Also money is not the only factor, sure the development I do for a living would be much cheaper with a FOSS-stack than the current .NET-stack with MSSQL. But then there the money is such a small factor overall with the advantages of using that platform.

Everything has advantages, and disadvantages and many people tend to forget that.

Facebook has made it clear that PHP is the best for web applications and developing new compiler for PHP is a big payback to the PHP community

@OS Advocate

Think it’s easier to just buy Microsoft :P

But it would be cool, to see some commercial products listed side-by-side by the open source products in this article.

Its really making me to think about the technology.

Very informative and insightful article. It is good that facebook is paying back opensoruce community by enhancing the products it uses.

Very interesting post, thanks for this one.
I already did a lot of research on this and most seems to match up.

One question I have left from personal research:

How do they store their PHP session data?

Because with all existing PHP session options, you will always have a single point of failure for session data, or performance issues in my opinion, speaking worldwide.
Even with memcache you can’t fill all requirements.
Do they have a custom session object they use that is stored in cassandra or something else that is blazingly fast to read/write for every pageview?

A beer for those that enlighten me on this topic :)

I wish you can post the same post about Twitter, that would be awesome

With a site as massive as FB, I for some reason always thought they had written, or at least started to write their own kernel where the only processes are the common FB actions we know. Is this what you meant by your Linux comment?

Even trough I can understand the software and the number of machines it takes to process, what I don’t quite understand, or using better words, I can’t seem to imagine the networking power needed for a site like this. I wonder if they have 30 to 40k servers, does this mean they are essentially using 30 to 40k network addresses, or maybe half of that? How many of those servers a devoted to networking, how many are devoted to processing, and how many are devoted to storage?
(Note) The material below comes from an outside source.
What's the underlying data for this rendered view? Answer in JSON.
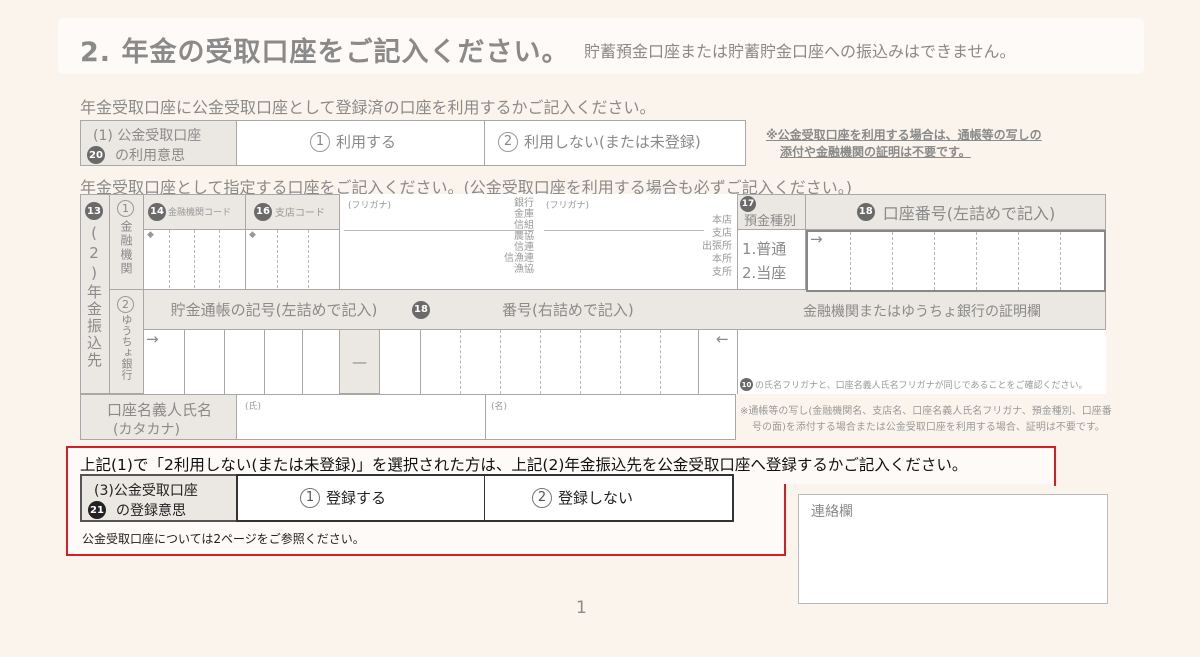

Basically how does their massive internal network connect and serve to the half a billion all over the world?

It’s just staggering to think that FB is running on CDN capacity, and still using a CDN.

@ Jim Isaacs: Might be worth pointing out regarding the number of servers… Apparently FB may now have as many as 60k servers.

I always wanted to know that. Excellent stuff. Seeing the figures, I am a bit worried. It is clear from the figures above that facebook is spending excessively on quality and technology. Will it remain FREE?

yay open source rules

This article is really very interesting in that it exposed quite a handful of the most important aspects of running a social media site like Facebook.
I have seen one article on carsonified by Steve Huffman, but that is not as detailed as this.
I love this article for its definiteness and straight to the point approach.
Well done!

Massive numbers. I have worked with 1000 servers and a 700Terrabite SAN environment. Doesn’t scale anywhere near. I am particularly impressed with the software launch and update principle. Very robust and secure. Top marks Facebook.

CharlieGilichibi

July 15th, 2012 at 10:57 pm


Facebook never envisioned it could scale to its current mammoth size. Having started off with PhP was a good choice as it is an open script acting like glue to HTML front end and C++ application logic back ends. With the growth in photos and videos and monetisation growth rate not as fast, the business model might not be as future proof as it should be. That is to say Facebook is not making money fast enough compared to its growth content accummulation rate. eMarkerter research indicated that Facebook revenue peaked (in percentage terms) in 2011 and is now declining. So not only is Facebook facing technological challenges, but shareholder value creation challenges as well. The click-through-rate (CTR) on Facebook is 0.05% while on Google it is 0.4% (comScore, 2011). 

Can we get an update on this article ? Revised statistics , software additions etc .?